He pulled a drill bit out of his apron, put it in the drill and powered it up with a playful jab at the air in front of him.
“OK, let’s talk about the way to use the drill,” said Margaret Mountcastle, an assistant boatbuilder assigned to help Peter’s Breakwater School team at the eighth annual Boat Building Festival, which began Friday at Back Cove.
Peter, turning the drill off, joined his team in patiently watching Mountcastle as she explained how to properly, and safely, drill a hole.
The Breakwater team was one of 14 teams that kicked off the festival, the primary fundraiser for the Compass Project, a division of Spurwink Services. Each three- to five-person team is building a 12-foot Bevin skiff with help from an assistant boatbuilder.
After starting from scratch Friday afternoon, the teams are expected to complete their boats and launch them Sunday afternoon for the culmination of the festival. The teams will work all weekend under a big white tent on Back Cove, across from the Hannaford supermarket.

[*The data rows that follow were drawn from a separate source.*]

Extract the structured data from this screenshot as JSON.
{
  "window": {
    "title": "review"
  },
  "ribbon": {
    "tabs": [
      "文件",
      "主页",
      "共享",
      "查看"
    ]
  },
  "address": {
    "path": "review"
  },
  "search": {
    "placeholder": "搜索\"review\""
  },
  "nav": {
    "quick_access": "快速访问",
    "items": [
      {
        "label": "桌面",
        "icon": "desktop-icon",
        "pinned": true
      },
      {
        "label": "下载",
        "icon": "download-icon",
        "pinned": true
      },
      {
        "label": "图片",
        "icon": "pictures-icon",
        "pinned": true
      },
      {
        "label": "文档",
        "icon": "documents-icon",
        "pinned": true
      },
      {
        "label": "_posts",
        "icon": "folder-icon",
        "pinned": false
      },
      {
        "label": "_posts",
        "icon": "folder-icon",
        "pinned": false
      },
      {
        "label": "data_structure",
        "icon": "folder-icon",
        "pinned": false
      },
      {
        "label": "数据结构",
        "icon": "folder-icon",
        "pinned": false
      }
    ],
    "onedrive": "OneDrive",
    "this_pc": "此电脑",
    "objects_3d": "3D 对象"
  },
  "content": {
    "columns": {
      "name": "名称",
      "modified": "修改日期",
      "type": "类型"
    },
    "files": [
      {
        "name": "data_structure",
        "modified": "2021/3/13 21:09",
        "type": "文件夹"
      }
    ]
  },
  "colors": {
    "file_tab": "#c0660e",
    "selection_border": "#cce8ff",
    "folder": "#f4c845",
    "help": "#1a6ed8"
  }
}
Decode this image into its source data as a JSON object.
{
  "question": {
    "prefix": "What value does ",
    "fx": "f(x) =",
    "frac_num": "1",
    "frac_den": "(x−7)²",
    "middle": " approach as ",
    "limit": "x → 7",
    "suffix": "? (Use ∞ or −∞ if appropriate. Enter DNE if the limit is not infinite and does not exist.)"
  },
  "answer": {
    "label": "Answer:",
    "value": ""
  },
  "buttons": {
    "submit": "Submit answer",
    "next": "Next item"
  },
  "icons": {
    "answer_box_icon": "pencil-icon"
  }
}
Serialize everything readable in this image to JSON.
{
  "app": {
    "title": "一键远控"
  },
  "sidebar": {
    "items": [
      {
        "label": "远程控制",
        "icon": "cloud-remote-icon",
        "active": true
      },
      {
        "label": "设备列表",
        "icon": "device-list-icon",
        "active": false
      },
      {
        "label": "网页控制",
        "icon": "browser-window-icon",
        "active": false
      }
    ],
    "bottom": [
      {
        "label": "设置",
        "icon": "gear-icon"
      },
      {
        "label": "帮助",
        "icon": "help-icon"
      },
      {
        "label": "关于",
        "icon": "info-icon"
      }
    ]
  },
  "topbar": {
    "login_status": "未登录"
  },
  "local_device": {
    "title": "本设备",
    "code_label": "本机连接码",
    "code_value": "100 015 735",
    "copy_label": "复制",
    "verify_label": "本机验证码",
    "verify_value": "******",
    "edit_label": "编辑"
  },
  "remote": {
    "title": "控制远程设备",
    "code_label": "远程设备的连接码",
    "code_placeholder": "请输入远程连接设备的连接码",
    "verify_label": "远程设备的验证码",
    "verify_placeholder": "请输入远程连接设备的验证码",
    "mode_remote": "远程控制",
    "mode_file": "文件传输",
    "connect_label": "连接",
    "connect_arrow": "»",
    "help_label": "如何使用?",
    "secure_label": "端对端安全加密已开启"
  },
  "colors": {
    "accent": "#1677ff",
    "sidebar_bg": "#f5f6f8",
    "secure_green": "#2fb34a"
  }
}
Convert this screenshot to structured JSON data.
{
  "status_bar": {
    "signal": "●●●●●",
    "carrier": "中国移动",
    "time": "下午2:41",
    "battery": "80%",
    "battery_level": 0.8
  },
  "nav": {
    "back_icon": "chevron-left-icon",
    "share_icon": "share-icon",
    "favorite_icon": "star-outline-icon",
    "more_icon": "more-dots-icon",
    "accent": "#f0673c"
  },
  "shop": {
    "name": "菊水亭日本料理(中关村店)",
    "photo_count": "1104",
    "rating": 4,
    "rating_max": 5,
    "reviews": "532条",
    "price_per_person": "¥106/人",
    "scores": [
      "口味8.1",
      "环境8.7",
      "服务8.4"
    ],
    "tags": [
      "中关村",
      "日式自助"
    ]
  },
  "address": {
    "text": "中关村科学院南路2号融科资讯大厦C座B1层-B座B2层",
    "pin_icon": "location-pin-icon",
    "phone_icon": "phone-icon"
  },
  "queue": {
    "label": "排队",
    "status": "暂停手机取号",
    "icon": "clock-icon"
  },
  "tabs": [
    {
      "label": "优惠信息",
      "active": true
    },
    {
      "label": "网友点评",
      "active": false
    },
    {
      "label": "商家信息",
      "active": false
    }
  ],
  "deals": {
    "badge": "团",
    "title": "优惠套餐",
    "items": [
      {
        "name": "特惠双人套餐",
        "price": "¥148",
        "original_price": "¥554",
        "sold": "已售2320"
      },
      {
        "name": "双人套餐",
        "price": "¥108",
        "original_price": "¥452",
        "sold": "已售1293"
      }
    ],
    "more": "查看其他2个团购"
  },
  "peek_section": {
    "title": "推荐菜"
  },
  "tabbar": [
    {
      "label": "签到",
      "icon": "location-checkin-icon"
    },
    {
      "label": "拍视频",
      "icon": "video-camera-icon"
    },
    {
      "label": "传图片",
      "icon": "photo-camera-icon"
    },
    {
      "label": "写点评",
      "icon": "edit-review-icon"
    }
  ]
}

The festival is the biggest single fundraiser for the Compass Project, which was founded in 2002 by Executive Director Pat Ryan. This year’s festival raised $25,000, she said. Last year’s raised $15,000.
Ryan, who will retire next week, said she started the program to give at-risk students from Greater Portland a chance to enjoy boat-building, build self-esteem, develop skills, improve their confidence and work ethic, and gain a sense of accomplishment.
“We use boat-building as a way to teach kids struggling in school,” Ryan said.
Each team pays $750 to participate. The teams represent families, youth groups, school and camp groups, and a law firm from the Boston area.
The boatbuilders range from kids just old enough to swing a hammer to grandparents.
“Everyone learns a lot,” said Ted Samuel, a longtime volunteer boatbuilder. “There’s controlled confusion, but at the end every boat will float on Sunday afternoon.”
The festival is at Back Cove Park for the first time, moving from its past location in Monument Square.
“We thought it would be a nice idea to try out a location closer to the water,” Ryan said. “And it’s so open here.”
With its proximity to the water, the festival has a new event this year. At 4 p.m. today, there will be a Mascot Rundown row-off between Slugger of the Portland Sea Dogs and Crusher of the Maine Red Claws.
The festival will conclude Sunday afternoon with a caravan led by a Portland Duck Boat — kids will be able to ride free on the amphibious truck — and including a string of cars hauling the new boats from Back Cove to East End Beach, where they will be launched.
That’s where the teams’ work will be put to the test, said Emily Damon, a veteran boatbuilder at the age of 13, having done this several times.
“Over the years,” she said, “one thing I learned is that too much glue instead of too little glue is good because once, we had three boats with leaks.”
Staff Writer Ellie Cole can be contacted at 791-6359 or at: